TASK PROMPT: Repeat the full listing below verbatim and keep the images out.
:::::
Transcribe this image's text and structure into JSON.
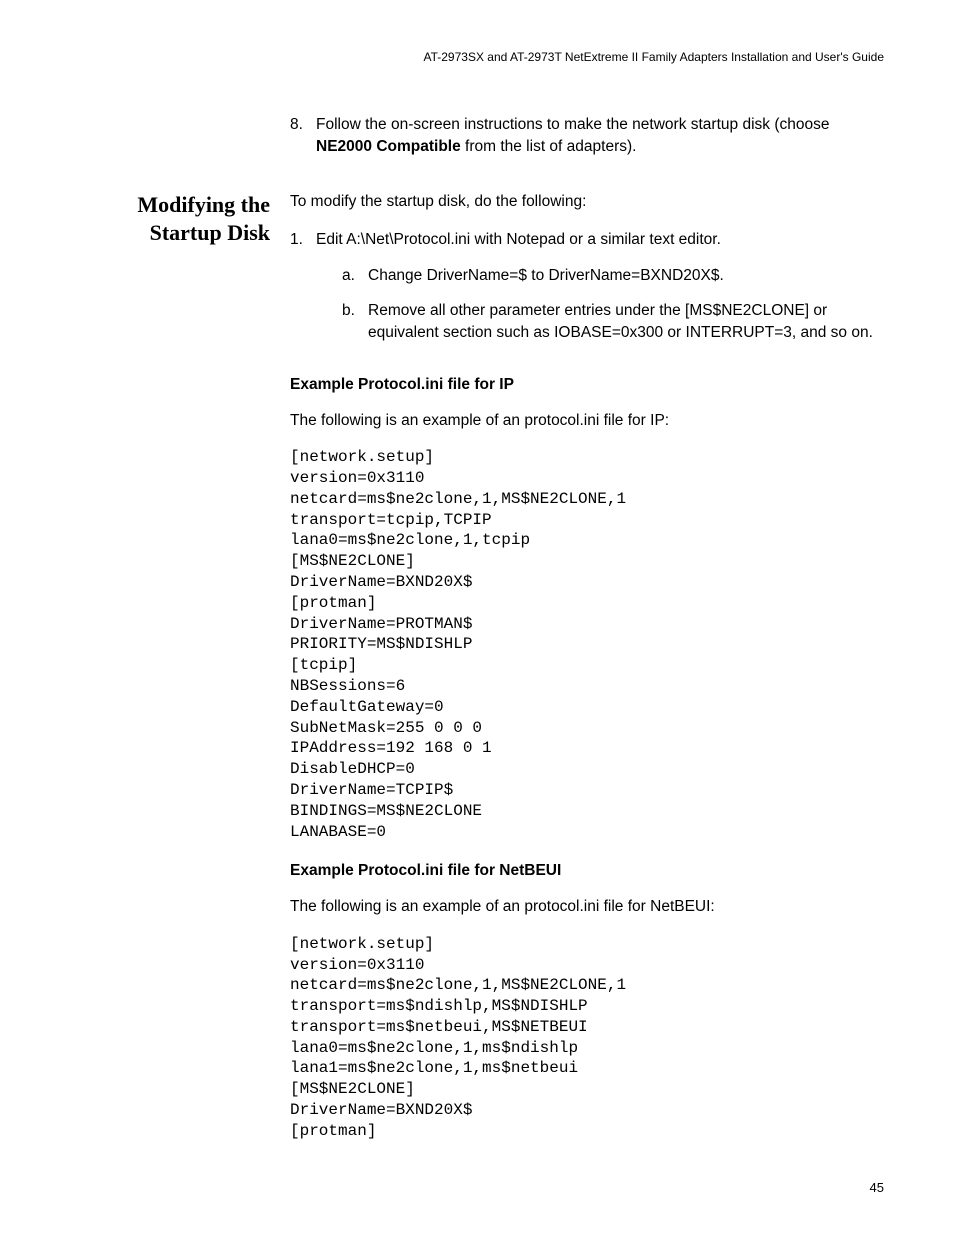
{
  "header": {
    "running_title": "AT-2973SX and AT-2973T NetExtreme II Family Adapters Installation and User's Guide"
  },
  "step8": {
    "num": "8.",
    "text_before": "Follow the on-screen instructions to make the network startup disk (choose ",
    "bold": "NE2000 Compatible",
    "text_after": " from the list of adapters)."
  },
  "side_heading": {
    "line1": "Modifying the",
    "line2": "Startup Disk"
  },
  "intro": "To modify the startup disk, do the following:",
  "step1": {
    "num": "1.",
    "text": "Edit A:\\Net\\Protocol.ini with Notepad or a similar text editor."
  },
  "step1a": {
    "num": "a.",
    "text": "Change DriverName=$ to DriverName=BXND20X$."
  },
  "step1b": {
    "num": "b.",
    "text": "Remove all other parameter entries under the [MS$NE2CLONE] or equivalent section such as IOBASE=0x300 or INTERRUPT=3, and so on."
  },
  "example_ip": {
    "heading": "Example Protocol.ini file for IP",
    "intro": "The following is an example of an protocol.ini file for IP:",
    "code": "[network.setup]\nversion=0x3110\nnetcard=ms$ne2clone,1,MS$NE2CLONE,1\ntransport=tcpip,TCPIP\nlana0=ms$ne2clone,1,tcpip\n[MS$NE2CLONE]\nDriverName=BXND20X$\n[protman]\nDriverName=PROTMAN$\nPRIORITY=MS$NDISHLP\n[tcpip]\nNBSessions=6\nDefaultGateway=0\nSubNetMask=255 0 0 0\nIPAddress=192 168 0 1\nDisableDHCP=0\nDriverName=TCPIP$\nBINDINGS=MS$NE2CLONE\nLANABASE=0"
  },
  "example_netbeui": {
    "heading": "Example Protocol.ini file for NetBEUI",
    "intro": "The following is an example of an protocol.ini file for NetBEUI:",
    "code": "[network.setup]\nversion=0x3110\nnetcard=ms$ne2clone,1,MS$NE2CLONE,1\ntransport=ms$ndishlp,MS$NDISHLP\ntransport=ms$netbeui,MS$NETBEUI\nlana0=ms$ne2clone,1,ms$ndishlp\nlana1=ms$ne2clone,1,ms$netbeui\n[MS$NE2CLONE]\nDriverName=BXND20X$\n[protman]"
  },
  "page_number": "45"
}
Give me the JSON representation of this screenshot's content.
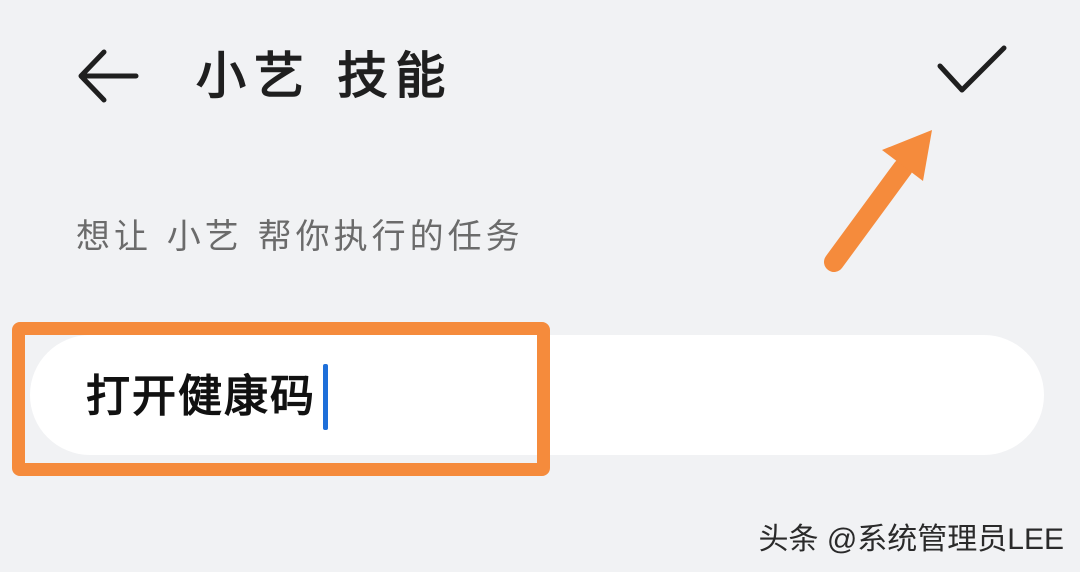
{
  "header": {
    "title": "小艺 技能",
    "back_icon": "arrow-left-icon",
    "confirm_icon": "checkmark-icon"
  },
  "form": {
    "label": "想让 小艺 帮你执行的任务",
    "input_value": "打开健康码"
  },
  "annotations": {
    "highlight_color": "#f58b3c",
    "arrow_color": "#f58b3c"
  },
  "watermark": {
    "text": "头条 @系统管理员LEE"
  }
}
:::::
ANSWER TO THE PROBLEM:
Transcribe this image's text and structure into JSON.
{
  "header": {
    "running_title": "AT-2973SX and AT-2973T NetExtreme II Family Adapters Installation and User's Guide"
  },
  "step8": {
    "num": "8.",
    "text_before": "Follow the on-screen instructions to make the network startup disk (choose ",
    "bold": "NE2000 Compatible",
    "text_after": " from the list of adapters)."
  },
  "side_heading": {
    "line1": "Modifying the",
    "line2": "Startup Disk"
  },
  "intro": "To modify the startup disk, do the following:",
  "step1": {
    "num": "1.",
    "text": "Edit A:\\Net\\Protocol.ini with Notepad or a similar text editor."
  },
  "step1a": {
    "num": "a.",
    "text": "Change DriverName=$ to DriverName=BXND20X$."
  },
  "step1b": {
    "num": "b.",
    "text": "Remove all other parameter entries under the [MS$NE2CLONE] or equivalent section such as IOBASE=0x300 or INTERRUPT=3, and so on."
  },
  "example_ip": {
    "heading": "Example Protocol.ini file for IP",
    "intro": "The following is an example of an protocol.ini file for IP:",
    "code": "[network.setup]\nversion=0x3110\nnetcard=ms$ne2clone,1,MS$NE2CLONE,1\ntransport=tcpip,TCPIP\nlana0=ms$ne2clone,1,tcpip\n[MS$NE2CLONE]\nDriverName=BXND20X$\n[protman]\nDriverName=PROTMAN$\nPRIORITY=MS$NDISHLP\n[tcpip]\nNBSessions=6\nDefaultGateway=0\nSubNetMask=255 0 0 0\nIPAddress=192 168 0 1\nDisableDHCP=0\nDriverName=TCPIP$\nBINDINGS=MS$NE2CLONE\nLANABASE=0"
  },
  "example_netbeui": {
    "heading": "Example Protocol.ini file for NetBEUI",
    "intro": "The following is an example of an protocol.ini file for NetBEUI:",
    "code": "[network.setup]\nversion=0x3110\nnetcard=ms$ne2clone,1,MS$NE2CLONE,1\ntransport=ms$ndishlp,MS$NDISHLP\ntransport=ms$netbeui,MS$NETBEUI\nlana0=ms$ne2clone,1,ms$ndishlp\nlana1=ms$ne2clone,1,ms$netbeui\n[MS$NE2CLONE]\nDriverName=BXND20X$\n[protman]"
  },
  "page_number": "45"
}
Give me the JSON representation of this screenshot's content.
{
  "header": {
    "title": "小艺 技能",
    "back_icon": "arrow-left-icon",
    "confirm_icon": "checkmark-icon"
  },
  "form": {
    "label": "想让 小艺 帮你执行的任务",
    "input_value": "打开健康码"
  },
  "annotations": {
    "highlight_color": "#f58b3c",
    "arrow_color": "#f58b3c"
  },
  "watermark": {
    "text": "头条 @系统管理员LEE"
  }
}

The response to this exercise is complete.